Segment Open

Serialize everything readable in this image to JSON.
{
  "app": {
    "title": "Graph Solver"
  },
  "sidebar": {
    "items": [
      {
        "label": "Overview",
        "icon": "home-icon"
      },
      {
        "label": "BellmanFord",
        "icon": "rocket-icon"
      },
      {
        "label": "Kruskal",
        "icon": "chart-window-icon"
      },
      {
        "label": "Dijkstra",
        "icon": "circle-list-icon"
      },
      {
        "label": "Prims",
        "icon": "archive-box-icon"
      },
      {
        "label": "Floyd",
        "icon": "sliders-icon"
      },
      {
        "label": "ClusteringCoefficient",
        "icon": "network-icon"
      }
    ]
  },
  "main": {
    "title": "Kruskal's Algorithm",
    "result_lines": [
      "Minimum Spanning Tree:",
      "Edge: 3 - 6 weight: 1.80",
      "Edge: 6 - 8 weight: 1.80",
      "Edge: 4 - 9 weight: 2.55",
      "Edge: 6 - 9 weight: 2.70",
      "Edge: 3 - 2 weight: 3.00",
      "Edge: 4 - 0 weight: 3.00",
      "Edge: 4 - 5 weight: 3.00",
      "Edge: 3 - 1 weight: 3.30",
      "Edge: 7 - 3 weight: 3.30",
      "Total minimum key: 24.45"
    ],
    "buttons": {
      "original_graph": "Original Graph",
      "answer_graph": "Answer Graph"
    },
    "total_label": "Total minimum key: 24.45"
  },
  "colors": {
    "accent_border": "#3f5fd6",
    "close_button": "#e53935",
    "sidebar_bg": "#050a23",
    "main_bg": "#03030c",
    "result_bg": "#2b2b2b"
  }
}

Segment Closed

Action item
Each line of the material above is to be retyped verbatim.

Answer for the task
Serialize everything readable in this image to JSON.
{
  "app": {
    "title": "Graph Solver"
  },
  "sidebar": {
    "items": [
      {
        "label": "Overview",
        "icon": "home-icon"
      },
      {
        "label": "BellmanFord",
        "icon": "rocket-icon"
      },
      {
        "label": "Kruskal",
        "icon": "chart-window-icon"
      },
      {
        "label": "Dijkstra",
        "icon": "circle-list-icon"
      },
      {
        "label": "Prims",
        "icon": "archive-box-icon"
      },
      {
        "label": "Floyd",
        "icon": "sliders-icon"
      },
      {
        "label": "ClusteringCoefficient",
        "icon": "network-icon"
      }
    ]
  },
  "main": {
    "title": "Kruskal's Algorithm",
    "result_lines": [
      "Minimum Spanning Tree:",
      "Edge: 3 - 6 weight: 1.80",
      "Edge: 6 - 8 weight: 1.80",
      "Edge: 4 - 9 weight: 2.55",
      "Edge: 6 - 9 weight: 2.70",
      "Edge: 3 - 2 weight: 3.00",
      "Edge: 4 - 0 weight: 3.00",
      "Edge: 4 - 5 weight: 3.00",
      "Edge: 3 - 1 weight: 3.30",
      "Edge: 7 - 3 weight: 3.30",
      "Total minimum key: 24.45"
    ],
    "buttons": {
      "original_graph": "Original Graph",
      "answer_graph": "Answer Graph"
    },
    "total_label": "Total minimum key: 24.45"
  },
  "colors": {
    "accent_border": "#3f5fd6",
    "close_button": "#e53935",
    "sidebar_bg": "#050a23",
    "main_bg": "#03030c",
    "result_bg": "#2b2b2b"
  }
}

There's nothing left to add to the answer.